Endless constructions on the roads, a typical view of a growing city, forced to close one or more trails that bringing as a consequence a serious slowdown in traffic. This would seem to be inevitable since the constructions are essential, but here are two possible solutions for these cases and both of them are related to the night shift. The first of the solutions are linked to those roads that are in conditions to be traveled, either because they had to be broken to make some addition or because they are new unterminated paths but already with enough conditions for their use. In most of these cases, these works are carried out between the hours of the greatest traffic in the city of Miami, which is why the solution is simple. (Luna, 2014) If these works are carried out during the night, between the hours of 10 pm and 6 am, and after 6 am, the roads are covered with the adequate materials that make the areas in question, as it is done on many occasions using large metal sheets, it would help to make a little more fluid transit during the day. The second of these solutions have to do with those roads which cannot simply be covered momentarily for traffic to flow over it. The problem that these cases present is that the long time they take to be completed, clogging the circulation in many areas adjacent to them. (Schneider, 2015) Maybe the big question is: How to stifle time? The solution is obvious, working 24 hours a day, with three teams of 8 hours each will help to reduce by more than two thirds the time of completion of each work. In this way, it would not miss the 30 minutes at the beginning of each day dedicated to restoring the work area, neither the 30 minutes allocated to the collection of the tools and materials since it will be worked in a row with three different groups of workers (HEARD, 2015)

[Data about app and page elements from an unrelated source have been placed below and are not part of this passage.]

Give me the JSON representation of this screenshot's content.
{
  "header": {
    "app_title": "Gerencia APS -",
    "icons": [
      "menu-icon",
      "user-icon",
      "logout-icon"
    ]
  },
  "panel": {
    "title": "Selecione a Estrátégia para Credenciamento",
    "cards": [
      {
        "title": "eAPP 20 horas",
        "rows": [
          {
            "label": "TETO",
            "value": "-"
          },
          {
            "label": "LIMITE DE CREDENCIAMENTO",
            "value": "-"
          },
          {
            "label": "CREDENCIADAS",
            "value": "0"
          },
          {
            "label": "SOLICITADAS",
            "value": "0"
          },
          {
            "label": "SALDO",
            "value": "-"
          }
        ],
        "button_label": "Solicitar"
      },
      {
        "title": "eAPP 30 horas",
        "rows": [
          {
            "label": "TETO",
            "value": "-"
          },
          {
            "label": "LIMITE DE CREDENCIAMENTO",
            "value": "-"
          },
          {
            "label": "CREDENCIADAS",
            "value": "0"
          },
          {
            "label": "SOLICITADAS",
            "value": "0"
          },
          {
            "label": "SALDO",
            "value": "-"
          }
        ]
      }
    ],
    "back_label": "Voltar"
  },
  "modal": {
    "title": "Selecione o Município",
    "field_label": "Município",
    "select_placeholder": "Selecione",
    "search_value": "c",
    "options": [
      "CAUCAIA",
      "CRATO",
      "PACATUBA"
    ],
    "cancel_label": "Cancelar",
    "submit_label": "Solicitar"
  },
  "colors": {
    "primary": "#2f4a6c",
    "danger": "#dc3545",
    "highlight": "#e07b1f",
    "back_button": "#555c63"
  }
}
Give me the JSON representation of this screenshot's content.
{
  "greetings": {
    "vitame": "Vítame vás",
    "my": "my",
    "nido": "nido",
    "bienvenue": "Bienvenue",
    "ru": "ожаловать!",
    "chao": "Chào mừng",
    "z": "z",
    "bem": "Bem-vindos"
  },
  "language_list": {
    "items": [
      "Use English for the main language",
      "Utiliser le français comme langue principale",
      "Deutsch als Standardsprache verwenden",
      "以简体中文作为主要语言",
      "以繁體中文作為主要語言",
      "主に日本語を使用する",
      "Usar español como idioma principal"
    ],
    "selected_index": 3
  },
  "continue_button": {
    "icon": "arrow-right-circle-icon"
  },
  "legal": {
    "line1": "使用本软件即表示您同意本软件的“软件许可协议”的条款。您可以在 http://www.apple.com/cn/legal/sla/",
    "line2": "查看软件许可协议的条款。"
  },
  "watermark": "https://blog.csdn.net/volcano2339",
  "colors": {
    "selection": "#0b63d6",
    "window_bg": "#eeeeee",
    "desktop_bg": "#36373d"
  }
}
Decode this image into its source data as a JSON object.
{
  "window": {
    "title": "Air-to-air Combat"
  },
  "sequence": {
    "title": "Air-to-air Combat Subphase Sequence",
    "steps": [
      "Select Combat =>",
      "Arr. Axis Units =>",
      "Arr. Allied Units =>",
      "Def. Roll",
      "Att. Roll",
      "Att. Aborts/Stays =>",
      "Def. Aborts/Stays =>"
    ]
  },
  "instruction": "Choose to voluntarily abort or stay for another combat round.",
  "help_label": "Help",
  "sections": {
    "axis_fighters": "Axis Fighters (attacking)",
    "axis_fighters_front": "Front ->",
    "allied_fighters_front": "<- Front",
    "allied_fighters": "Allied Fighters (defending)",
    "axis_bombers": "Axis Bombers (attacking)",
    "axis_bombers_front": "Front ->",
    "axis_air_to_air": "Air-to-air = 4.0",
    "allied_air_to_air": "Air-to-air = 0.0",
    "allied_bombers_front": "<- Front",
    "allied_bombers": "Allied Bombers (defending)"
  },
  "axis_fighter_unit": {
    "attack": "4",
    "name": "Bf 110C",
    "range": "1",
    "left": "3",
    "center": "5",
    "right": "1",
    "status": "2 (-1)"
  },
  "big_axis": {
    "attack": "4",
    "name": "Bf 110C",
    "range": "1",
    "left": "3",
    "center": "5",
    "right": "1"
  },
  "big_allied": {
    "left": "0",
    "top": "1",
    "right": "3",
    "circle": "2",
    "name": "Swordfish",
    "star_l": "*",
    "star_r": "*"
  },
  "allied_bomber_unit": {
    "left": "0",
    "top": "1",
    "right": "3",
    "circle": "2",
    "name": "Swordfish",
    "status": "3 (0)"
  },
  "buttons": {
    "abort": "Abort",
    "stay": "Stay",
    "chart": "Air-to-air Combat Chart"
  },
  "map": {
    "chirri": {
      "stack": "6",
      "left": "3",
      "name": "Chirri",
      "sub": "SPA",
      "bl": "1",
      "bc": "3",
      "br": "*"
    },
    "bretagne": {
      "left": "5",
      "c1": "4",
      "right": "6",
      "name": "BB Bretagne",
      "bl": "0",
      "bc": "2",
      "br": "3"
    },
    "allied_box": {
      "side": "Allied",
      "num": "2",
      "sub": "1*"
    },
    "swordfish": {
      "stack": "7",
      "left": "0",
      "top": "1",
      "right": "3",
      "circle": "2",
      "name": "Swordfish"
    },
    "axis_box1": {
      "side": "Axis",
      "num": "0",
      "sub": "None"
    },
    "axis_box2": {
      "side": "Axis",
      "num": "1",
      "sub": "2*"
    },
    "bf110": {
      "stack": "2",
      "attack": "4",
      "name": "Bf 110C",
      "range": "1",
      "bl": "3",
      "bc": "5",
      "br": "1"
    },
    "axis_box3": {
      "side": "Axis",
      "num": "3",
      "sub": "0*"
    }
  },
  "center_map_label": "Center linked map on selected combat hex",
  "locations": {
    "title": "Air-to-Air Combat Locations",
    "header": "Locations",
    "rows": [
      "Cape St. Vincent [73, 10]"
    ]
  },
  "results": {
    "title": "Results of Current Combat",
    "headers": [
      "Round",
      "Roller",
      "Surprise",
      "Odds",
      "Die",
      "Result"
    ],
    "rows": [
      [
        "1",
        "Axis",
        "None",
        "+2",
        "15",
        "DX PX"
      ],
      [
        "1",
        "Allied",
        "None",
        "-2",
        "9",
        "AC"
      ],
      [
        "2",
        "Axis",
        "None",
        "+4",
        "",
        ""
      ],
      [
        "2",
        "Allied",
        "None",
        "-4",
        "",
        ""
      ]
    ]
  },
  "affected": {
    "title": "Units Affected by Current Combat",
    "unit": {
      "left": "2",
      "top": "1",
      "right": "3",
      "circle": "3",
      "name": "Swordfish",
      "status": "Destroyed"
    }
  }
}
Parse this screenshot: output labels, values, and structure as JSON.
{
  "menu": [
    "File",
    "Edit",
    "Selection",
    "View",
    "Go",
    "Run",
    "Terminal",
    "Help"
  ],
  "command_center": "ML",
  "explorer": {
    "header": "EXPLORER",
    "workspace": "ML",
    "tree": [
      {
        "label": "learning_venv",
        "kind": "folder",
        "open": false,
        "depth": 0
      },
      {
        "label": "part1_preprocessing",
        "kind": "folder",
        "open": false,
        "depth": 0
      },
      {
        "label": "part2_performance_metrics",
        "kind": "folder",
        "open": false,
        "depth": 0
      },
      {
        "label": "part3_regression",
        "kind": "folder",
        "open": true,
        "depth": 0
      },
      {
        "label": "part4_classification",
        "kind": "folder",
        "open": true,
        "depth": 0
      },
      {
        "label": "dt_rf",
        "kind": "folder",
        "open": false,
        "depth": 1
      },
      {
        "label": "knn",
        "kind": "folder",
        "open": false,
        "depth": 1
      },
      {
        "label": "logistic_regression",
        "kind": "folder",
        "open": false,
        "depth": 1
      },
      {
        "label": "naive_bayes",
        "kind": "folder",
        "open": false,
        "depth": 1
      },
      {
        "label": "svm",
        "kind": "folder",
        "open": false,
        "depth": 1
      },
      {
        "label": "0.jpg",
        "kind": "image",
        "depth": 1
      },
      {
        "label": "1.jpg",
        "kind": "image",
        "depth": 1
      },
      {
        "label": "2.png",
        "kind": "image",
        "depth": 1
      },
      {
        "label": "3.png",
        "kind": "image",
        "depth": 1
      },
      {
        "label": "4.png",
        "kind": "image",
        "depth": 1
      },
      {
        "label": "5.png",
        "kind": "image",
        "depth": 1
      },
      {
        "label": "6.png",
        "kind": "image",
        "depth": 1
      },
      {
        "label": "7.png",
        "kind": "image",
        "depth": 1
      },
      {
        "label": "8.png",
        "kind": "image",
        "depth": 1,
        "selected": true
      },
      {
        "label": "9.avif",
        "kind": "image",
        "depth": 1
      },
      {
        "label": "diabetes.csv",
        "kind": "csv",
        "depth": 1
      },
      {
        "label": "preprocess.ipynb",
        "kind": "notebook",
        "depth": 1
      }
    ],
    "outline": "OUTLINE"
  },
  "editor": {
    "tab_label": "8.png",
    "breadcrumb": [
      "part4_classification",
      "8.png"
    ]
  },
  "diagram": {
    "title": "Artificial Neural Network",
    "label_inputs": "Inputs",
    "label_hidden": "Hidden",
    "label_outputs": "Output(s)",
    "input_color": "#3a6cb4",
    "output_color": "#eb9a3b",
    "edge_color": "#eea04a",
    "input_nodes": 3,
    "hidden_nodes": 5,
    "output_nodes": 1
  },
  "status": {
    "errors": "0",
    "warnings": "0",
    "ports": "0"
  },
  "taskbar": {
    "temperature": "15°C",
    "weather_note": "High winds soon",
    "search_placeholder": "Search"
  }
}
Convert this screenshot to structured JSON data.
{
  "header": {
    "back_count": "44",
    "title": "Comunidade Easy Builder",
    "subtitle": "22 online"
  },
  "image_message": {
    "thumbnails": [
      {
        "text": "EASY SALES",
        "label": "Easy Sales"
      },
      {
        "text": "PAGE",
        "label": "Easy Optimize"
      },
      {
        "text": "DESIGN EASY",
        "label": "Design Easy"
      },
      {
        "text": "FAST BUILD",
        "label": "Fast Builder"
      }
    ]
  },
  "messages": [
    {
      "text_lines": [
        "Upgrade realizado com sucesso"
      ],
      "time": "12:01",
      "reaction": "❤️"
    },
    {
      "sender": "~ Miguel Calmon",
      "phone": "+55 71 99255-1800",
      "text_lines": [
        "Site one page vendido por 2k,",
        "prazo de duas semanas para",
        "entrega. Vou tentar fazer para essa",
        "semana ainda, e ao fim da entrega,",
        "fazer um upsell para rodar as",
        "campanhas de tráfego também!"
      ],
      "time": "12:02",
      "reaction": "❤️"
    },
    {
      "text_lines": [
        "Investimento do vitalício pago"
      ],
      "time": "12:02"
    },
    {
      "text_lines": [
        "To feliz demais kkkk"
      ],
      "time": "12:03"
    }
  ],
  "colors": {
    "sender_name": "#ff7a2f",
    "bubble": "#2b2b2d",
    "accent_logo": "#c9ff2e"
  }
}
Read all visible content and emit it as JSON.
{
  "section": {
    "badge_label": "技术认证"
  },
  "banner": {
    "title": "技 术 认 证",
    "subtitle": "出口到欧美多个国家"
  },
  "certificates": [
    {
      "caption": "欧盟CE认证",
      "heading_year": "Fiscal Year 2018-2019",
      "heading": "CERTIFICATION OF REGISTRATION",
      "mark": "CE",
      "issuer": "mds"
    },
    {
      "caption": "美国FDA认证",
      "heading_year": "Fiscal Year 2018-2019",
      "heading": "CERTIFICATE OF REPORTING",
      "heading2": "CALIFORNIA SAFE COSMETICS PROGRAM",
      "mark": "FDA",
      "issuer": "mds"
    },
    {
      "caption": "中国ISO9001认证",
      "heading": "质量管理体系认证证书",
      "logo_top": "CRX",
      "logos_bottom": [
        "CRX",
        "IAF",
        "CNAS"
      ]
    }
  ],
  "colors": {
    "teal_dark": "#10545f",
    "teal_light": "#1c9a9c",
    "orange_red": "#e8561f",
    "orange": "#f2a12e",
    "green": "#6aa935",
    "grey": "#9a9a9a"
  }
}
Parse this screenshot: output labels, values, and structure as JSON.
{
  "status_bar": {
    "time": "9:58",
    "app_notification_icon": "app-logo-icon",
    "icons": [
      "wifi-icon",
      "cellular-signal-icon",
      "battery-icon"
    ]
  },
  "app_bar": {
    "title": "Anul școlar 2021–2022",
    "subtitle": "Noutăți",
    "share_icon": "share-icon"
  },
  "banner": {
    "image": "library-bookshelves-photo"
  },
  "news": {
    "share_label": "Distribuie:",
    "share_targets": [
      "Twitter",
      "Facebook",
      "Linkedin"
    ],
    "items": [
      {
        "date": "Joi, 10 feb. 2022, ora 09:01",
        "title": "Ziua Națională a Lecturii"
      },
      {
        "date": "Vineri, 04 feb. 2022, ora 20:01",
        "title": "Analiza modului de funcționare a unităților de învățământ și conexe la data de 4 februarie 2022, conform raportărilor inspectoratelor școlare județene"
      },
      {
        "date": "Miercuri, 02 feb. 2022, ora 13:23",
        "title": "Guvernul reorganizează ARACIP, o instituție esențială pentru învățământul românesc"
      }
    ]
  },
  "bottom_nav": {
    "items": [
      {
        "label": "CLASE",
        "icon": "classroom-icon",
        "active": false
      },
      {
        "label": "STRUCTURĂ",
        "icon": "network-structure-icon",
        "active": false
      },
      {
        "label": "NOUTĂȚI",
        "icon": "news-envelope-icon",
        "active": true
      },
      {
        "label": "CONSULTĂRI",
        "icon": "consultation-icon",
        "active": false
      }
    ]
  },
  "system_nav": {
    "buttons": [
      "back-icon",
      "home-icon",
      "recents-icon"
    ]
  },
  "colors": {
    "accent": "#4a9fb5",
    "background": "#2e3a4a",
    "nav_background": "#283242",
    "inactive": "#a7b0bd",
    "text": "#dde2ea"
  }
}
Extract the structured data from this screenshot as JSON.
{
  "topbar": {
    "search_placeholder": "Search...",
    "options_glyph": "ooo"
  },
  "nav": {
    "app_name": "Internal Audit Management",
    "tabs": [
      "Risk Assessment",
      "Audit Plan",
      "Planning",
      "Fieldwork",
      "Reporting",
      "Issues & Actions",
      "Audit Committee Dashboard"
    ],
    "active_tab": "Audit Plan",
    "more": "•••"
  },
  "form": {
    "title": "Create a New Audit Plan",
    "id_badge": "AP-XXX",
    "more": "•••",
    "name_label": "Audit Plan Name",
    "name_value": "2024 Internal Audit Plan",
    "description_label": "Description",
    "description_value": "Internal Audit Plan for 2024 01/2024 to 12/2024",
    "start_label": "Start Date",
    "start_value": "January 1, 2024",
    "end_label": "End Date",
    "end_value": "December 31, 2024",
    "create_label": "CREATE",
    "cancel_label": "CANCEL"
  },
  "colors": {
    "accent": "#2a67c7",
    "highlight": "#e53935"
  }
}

Long rows of cars belonging to relatives who intend to pick up children from schools and chains of school buses carrying groups of students make school hour a high peak in traffic on Miami. The problem is that most of the schools in the area have their main entrances facing the busiest avenues and streets. To all this is added the fact that yellow flashing lights, used to intentionally disarm the speed of cars that enter the school zone, slow down the flow of traffic. Solution! Most of the schools have large areas in disuse in backyards. If those areas were used to create collection places specifically for school buses, they would no longer have to be stacked in the middle of a road. As a complement to this measure, it should be established that children can only leave and enter schools on school buses. This will definitely be of great help in many aspects. For example, family members will not be able to pick up the children, preventing their cars from stopping those people passing through those roads near the schools. The school zone indicator lights will not be necessary anymore since will be no children walking on the sidewalks around the schools. The number of accidents will decrease, in many of which children who leave or enter schools by their own feet are involved. And of course, the traffic will feel its effect as many of the peak hours will disappear. (Vigne, 2007)
The funnel effect, in terms of traffic, means roads with a large number of lanes which begin to reduce, forcing a large number of cars, which were previously distributed in several lanes, to pass through an area with much fewer lanes. This results in a slowing down of the traffic and the accumulation of many cars which little by little fill all the roads before the narrowing. (Business Standard, 2014) Miami, the city of the sun, is not exempt from this evil. Positioned in the tenth place in the world among the cities that have the worst traffic, the streets of Miami feel like a dextrose serum where its content moves from drop to drop. This undesired effect can be found both, over of highways and below them. A possible solution to this headache can be given by the construction of extra paths in the points where the diameter is smaller and not in those places that are before reaching these red areas. For example, the trails that go along the 836 highway west direction, at the height of the 77th avenue, are 8, but it starts to merge until it is only 3 lines after the exit in Le June. Something similar happens within the city, where there are only a few streets that are able to cross both the Turnpike and the Palmetto. Just to mention one area of the city, let's take as an example the quadrant between the Flagler and MDC Kendall Campus, where we can find more than 100 streets, in this region and only cross the Turnpike 8 streets, creating a funnel effect through the rest of the streets intermediate. The solution to these issues has to be the construction of tunnels or bridges, according to the terrain permits, in some streets such as 16th, 32nd, 46th, 68th, 82nd among others; it does not necessarily have to be an entrance or an exit to the Turnpike: it can only cross it like Coral Way does. (CBS Miami, 2018)
In my very personal opinion, the traffic condition in Miami is a problem that affects the entire population; that is why it is necessary that the city government takes action on the matter as soon as possible. Making law the work hours on the roads, building pick-up points inside schools, and not allowing children to enter and leave schools in other ways than school buses, traffic can improve a lot. And if to all that we add a few extra routes that cross the main highways, surely we can lower the numbers of peak hours of traffic.